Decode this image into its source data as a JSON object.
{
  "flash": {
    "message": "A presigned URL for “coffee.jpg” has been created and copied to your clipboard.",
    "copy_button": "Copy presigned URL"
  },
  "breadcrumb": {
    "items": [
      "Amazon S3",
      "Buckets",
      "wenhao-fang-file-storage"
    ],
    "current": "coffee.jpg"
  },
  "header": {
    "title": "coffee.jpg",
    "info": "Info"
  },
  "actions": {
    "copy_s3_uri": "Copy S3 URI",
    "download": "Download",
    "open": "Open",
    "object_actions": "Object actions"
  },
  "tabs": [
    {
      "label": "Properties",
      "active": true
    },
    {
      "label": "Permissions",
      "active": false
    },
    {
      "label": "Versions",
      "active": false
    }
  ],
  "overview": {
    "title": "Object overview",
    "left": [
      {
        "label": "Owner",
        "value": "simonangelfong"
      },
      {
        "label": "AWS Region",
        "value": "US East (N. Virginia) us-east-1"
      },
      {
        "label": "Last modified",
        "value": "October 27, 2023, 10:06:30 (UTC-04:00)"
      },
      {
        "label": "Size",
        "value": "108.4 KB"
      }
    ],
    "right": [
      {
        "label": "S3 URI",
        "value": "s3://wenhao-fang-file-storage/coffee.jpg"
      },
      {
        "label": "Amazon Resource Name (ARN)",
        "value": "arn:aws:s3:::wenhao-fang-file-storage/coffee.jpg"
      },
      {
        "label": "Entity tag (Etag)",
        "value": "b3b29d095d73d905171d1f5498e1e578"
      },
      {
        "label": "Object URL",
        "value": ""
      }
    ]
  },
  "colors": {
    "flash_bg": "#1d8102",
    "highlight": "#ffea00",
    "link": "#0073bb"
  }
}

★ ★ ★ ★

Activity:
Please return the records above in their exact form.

Solution below:
Decode this image into its source data as a JSON object.
{
  "flash": {
    "message": "A presigned URL for “coffee.jpg” has been created and copied to your clipboard.",
    "copy_button": "Copy presigned URL"
  },
  "breadcrumb": {
    "items": [
      "Amazon S3",
      "Buckets",
      "wenhao-fang-file-storage"
    ],
    "current": "coffee.jpg"
  },
  "header": {
    "title": "coffee.jpg",
    "info": "Info"
  },
  "actions": {
    "copy_s3_uri": "Copy S3 URI",
    "download": "Download",
    "open": "Open",
    "object_actions": "Object actions"
  },
  "tabs": [
    {
      "label": "Properties",
      "active": true
    },
    {
      "label": "Permissions",
      "active": false
    },
    {
      "label": "Versions",
      "active": false
    }
  ],
  "overview": {
    "title": "Object overview",
    "left": [
      {
        "label": "Owner",
        "value": "simonangelfong"
      },
      {
        "label": "AWS Region",
        "value": "US East (N. Virginia) us-east-1"
      },
      {
        "label": "Last modified",
        "value": "October 27, 2023, 10:06:30 (UTC-04:00)"
      },
      {
        "label": "Size",
        "value": "108.4 KB"
      }
    ],
    "right": [
      {
        "label": "S3 URI",
        "value": "s3://wenhao-fang-file-storage/coffee.jpg"
      },
      {
        "label": "Amazon Resource Name (ARN)",
        "value": "arn:aws:s3:::wenhao-fang-file-storage/coffee.jpg"
      },
      {
        "label": "Entity tag (Etag)",
        "value": "b3b29d095d73d905171d1f5498e1e578"
      },
      {
        "label": "Object URL",
        "value": ""
      }
    ]
  },
  "colors": {
    "flash_bg": "#1d8102",
    "highlight": "#ffea00",
    "link": "#0073bb"
  }
}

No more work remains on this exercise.